    R285.00

    Christmas Choice 2017

    CeCe D’Apliese has never felt she fitted in anywhere. Following the death of her father, the elusive billionaire Pa Salt – so-called by the six daughters he adopted from around the globe and named after the Seven Sisters star cluster – she finds herself at breaking point. Dropping out of art college, CeCe watches as Star, her beloved sister, distances herself to follow her new love, leaving her completely alone. In desperation, she decides to flee England and discover her past; the only clues she has are a black-and-white photograph and the name of a woman pioneer who lived in Australia over one hundred years ago.

  • The President Is Missing – James Patterson & Bill Clinton

    0 out of 5
    R249.00

    A very exciting duo for Patterson fans: a thriller written with ex-president Clinton in which the fictional Jonathan Lincoln Duncan bears some resemblance to Clinton in personal detail.

  • The President’s Keepers – Jacques Pauw

    0 out of 5
    R280.00

    Christmas Choice 2017

    Investigative journalist Jacques Pauw exposes the darkest secret at the heart of Jacob Zuma’s compromised government: a cancerous cabal that eliminates the president’s enemies and purges the law-enforcement agencies of good men and women.

  • The Prison Letters of Nelson Mandela – Sahm Venter

    0 out of 5
    R425.00

    The market may be satiated with books on Nelson Mandela, but this is something quite different, and very special indeed. When he was incarcerated in 1962, Mandela had no idea that he would then proceed to spend the next twenty seven years in jail. While in prison he wrote hundreds of letters: to prison authorities; government officials; fellow activists; to Winnie and his children.

  • The Queen of the Tearling – Erika Johansen

    0 out of 5
    R285.00

    The Queen of the Tearling is a debut fantasy novel and the first of a trilogy. (The movie rights of which were snapped up by Warner Bros and due for release later this year). The story is set in what appears to be medieval times, although it is in fact the 24th Century.
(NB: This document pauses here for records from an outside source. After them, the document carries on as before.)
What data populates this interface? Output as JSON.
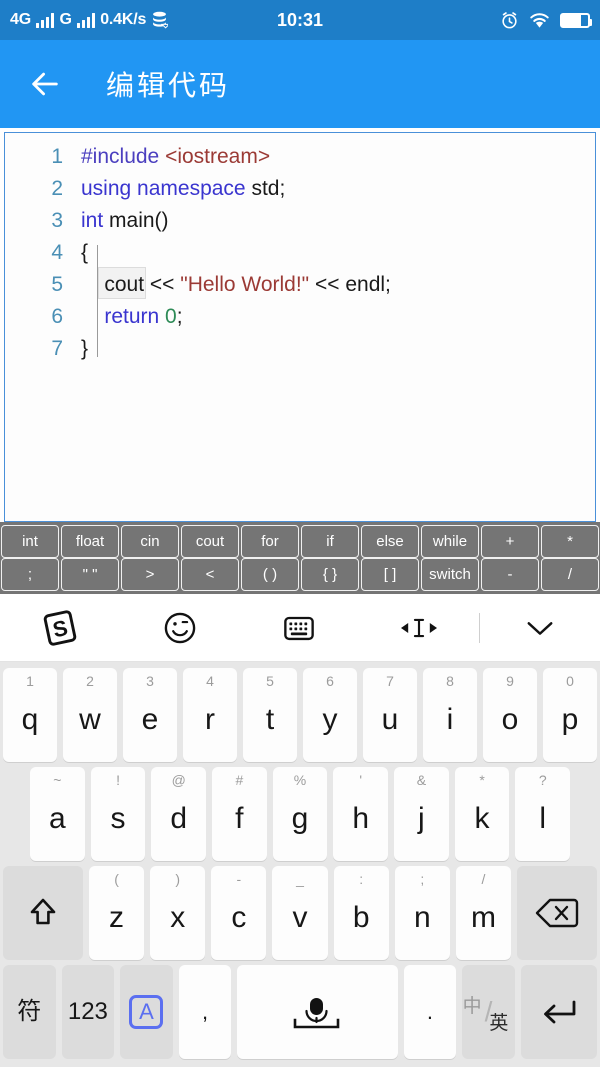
{
  "status_bar": {
    "network_type": "4G",
    "network_type_2": "G",
    "data_speed": "0.4K/s",
    "time": "10:31",
    "icons": [
      "signal-bars-icon",
      "signal-bars-icon",
      "data-transfer-icon",
      "alarm-clock-icon",
      "wifi-icon",
      "battery-icon"
    ],
    "background_color": "#1e7ec8"
  },
  "app_bar": {
    "title": "编辑代码",
    "back_icon": "back-arrow-icon",
    "background_color": "#2196f3"
  },
  "editor": {
    "border_color": "#4a90d9",
    "background_color": "#fdfdfd",
    "lines": [
      {
        "n": "1",
        "tokens": [
          {
            "t": "#include ",
            "c": "tk-pre"
          },
          {
            "t": "<iostream>",
            "c": "tk-inc"
          }
        ]
      },
      {
        "n": "2",
        "tokens": [
          {
            "t": "using namespace ",
            "c": "tk-kw"
          },
          {
            "t": "std;",
            "c": "tk-pl"
          }
        ]
      },
      {
        "n": "3",
        "tokens": [
          {
            "t": "int ",
            "c": "tk-kw"
          },
          {
            "t": "main()",
            "c": "tk-pl"
          }
        ]
      },
      {
        "n": "4",
        "tokens": [
          {
            "t": "{",
            "c": "tk-pl"
          }
        ]
      },
      {
        "n": "5",
        "tokens": [
          {
            "t": "    cout << ",
            "c": "tk-pl"
          },
          {
            "t": "\"Hello World!\"",
            "c": "tk-str"
          },
          {
            "t": " << endl;",
            "c": "tk-pl"
          }
        ]
      },
      {
        "n": "6",
        "tokens": [
          {
            "t": "    ",
            "c": "tk-pl"
          },
          {
            "t": "return ",
            "c": "tk-kw"
          },
          {
            "t": "0",
            "c": "tk-num"
          },
          {
            "t": ";",
            "c": "tk-pl"
          }
        ]
      },
      {
        "n": "7",
        "tokens": [
          {
            "t": "}",
            "c": "tk-pl"
          }
        ]
      }
    ],
    "syntax_colors": {
      "preprocessor": "#4b3fbf",
      "include_path": "#9b3a35",
      "keyword": "#3a35cf",
      "plain": "#1a1a1a",
      "string": "#9b3a35",
      "number": "#2e8b57",
      "line_number": "#4a8fb5"
    }
  },
  "code_toolbar": {
    "background_color": "#757575",
    "row1": [
      "int",
      "float",
      "cin",
      "cout",
      "for",
      "if",
      "else",
      "while",
      "+",
      "*"
    ],
    "row2": [
      ";",
      "\" \"",
      ">",
      "<",
      "( )",
      "{ }",
      "[ ]",
      "switch",
      "-",
      "/"
    ]
  },
  "ime_bar": {
    "items": [
      {
        "name": "sogou-logo-icon",
        "label": "S"
      },
      {
        "name": "emoji-icon",
        "label": ""
      },
      {
        "name": "keyboard-icon",
        "label": ""
      },
      {
        "name": "cursor-move-icon",
        "label": ""
      },
      {
        "name": "chevron-down-icon",
        "label": ""
      }
    ]
  },
  "keyboard": {
    "background_color": "#e7e7e7",
    "row1": [
      {
        "main": "q",
        "sup": "1"
      },
      {
        "main": "w",
        "sup": "2"
      },
      {
        "main": "e",
        "sup": "3"
      },
      {
        "main": "r",
        "sup": "4"
      },
      {
        "main": "t",
        "sup": "5"
      },
      {
        "main": "y",
        "sup": "6"
      },
      {
        "main": "u",
        "sup": "7"
      },
      {
        "main": "i",
        "sup": "8"
      },
      {
        "main": "o",
        "sup": "9"
      },
      {
        "main": "p",
        "sup": "0"
      }
    ],
    "row2": [
      {
        "main": "a",
        "sup": "~"
      },
      {
        "main": "s",
        "sup": "!"
      },
      {
        "main": "d",
        "sup": "@"
      },
      {
        "main": "f",
        "sup": "#"
      },
      {
        "main": "g",
        "sup": "%"
      },
      {
        "main": "h",
        "sup": "'"
      },
      {
        "main": "j",
        "sup": "&"
      },
      {
        "main": "k",
        "sup": "*"
      },
      {
        "main": "l",
        "sup": "?"
      }
    ],
    "row3": [
      {
        "main": "z",
        "sup": "("
      },
      {
        "main": "x",
        "sup": ")"
      },
      {
        "main": "c",
        "sup": "-"
      },
      {
        "main": "v",
        "sup": "_"
      },
      {
        "main": "b",
        "sup": ":"
      },
      {
        "main": "n",
        "sup": ";"
      },
      {
        "main": "m",
        "sup": "/"
      }
    ],
    "shift_key": {
      "name": "shift-icon",
      "label": ""
    },
    "backspace_key": {
      "name": "backspace-icon",
      "label": ""
    },
    "row4": {
      "symbols_key": "符",
      "numbers_key": "123",
      "caps_key": "A",
      "comma_key": ",",
      "space_key": "space-bar-with-mic-icon",
      "period_key": ".",
      "lang_cn": "中",
      "lang_en": "英",
      "enter_key": "enter-icon"
    },
    "accent_color": "#5b6ff0"
  }
}
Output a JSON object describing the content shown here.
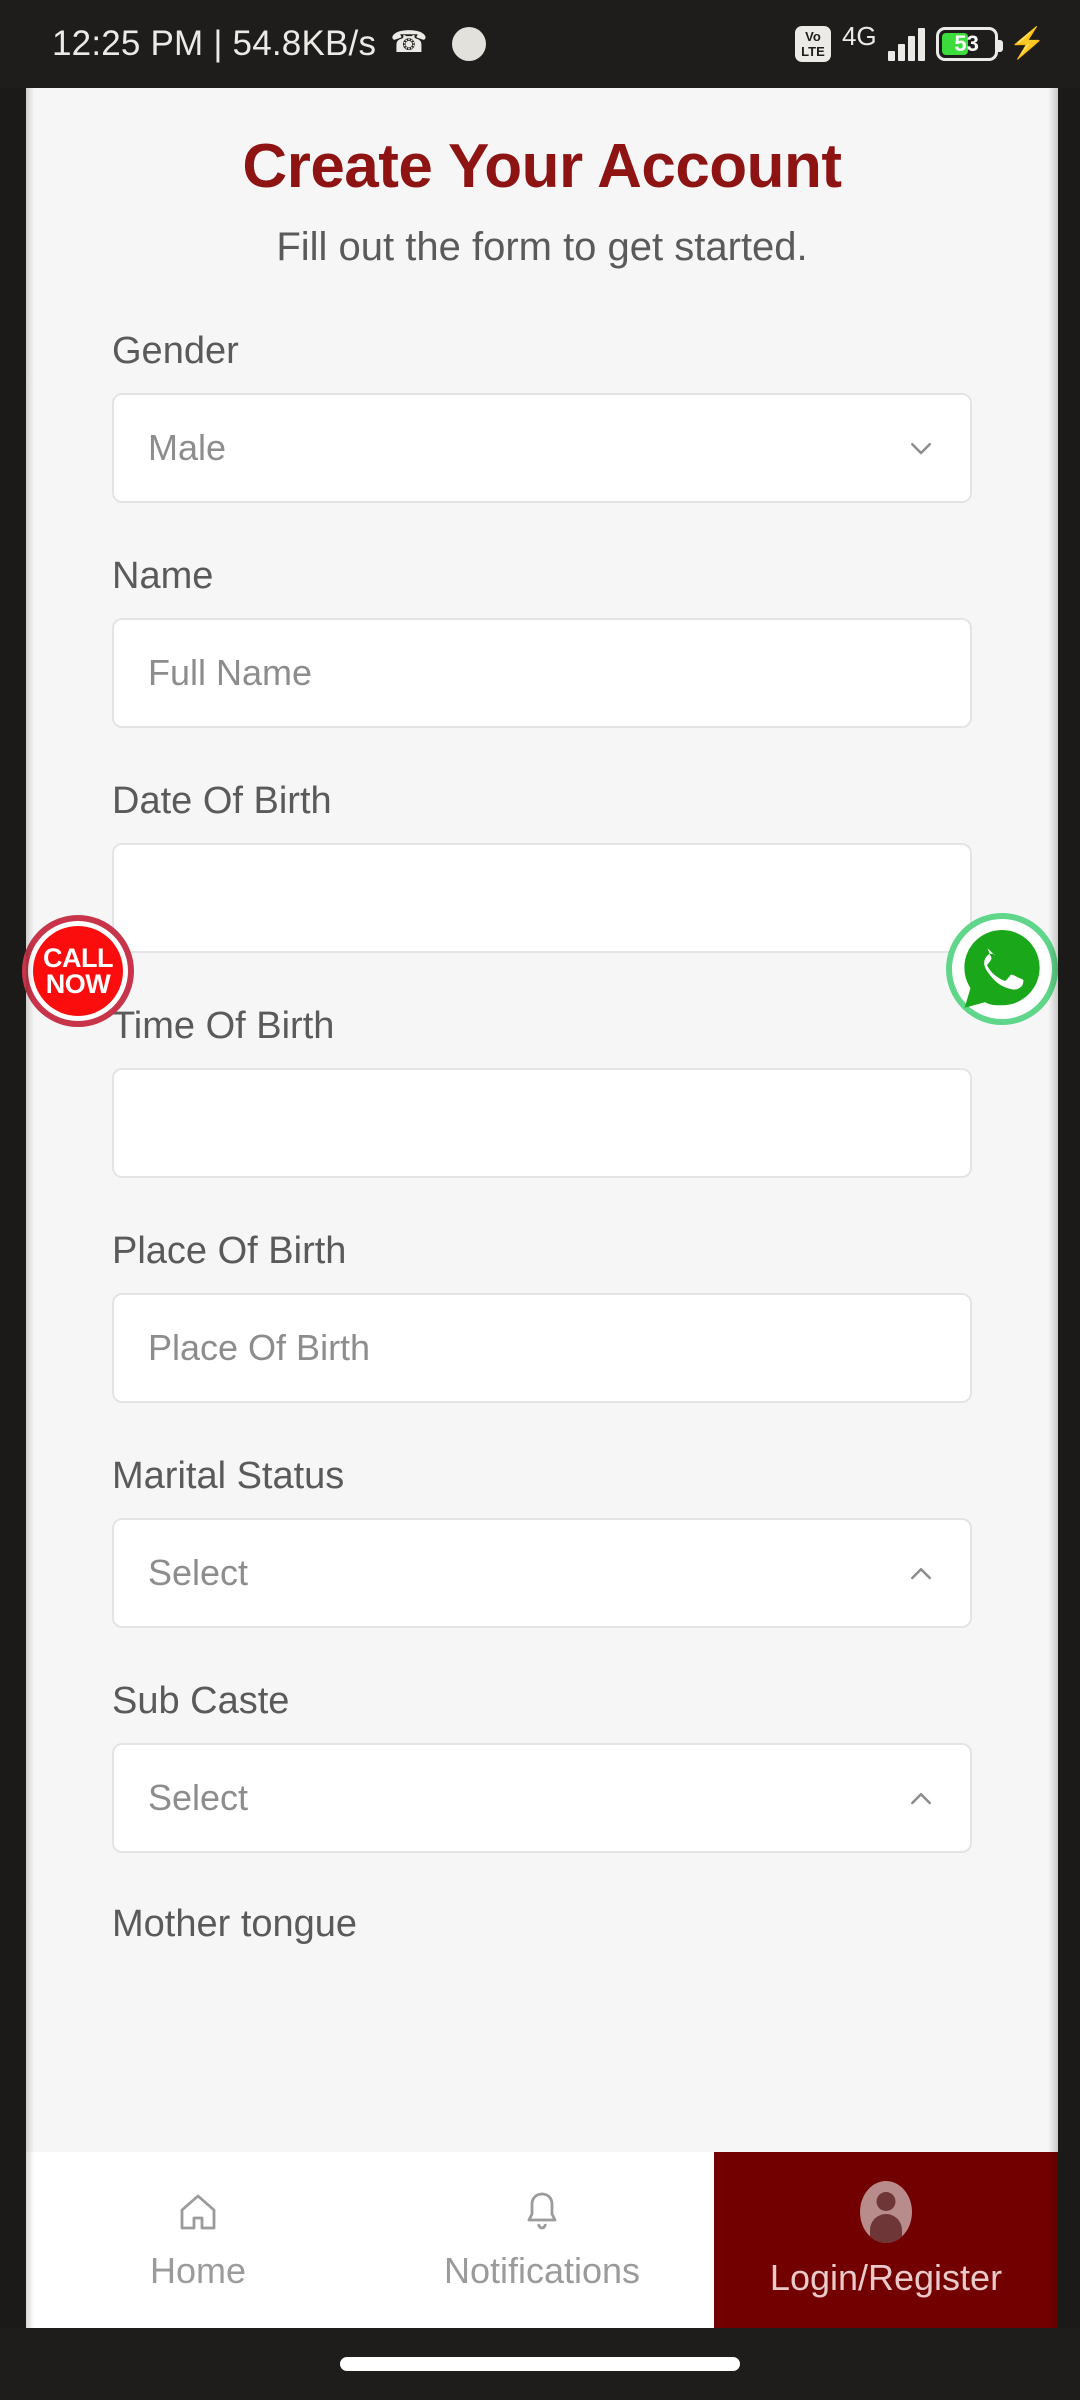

The Tearling is a decaying society in which technology has been abandoned and books don’t matter. Kelsea Glynn is the reluctant heroine and heir to her deceased mother’s throne. She has been in hiding for her first 18 years and the novel begins with the remnants of her mother’s guard arriving to escort her to claim her throne. The Tearling has been governed by her debauched uncle until she came of age, and he appears to be nothing more than a puppet for the evil Red Queen, sorceress-tyrant of the neighbouring country. The Tearling people are suspicious, cowed and disillusioned and Kelsea has to confront her own fears and discover inner resources as she battles to win their loyalty. This is a fun, escapist and well-imagined story, whose fallible, and often amusing, heroine I warmed to hugely. I’m looking forward to the second book.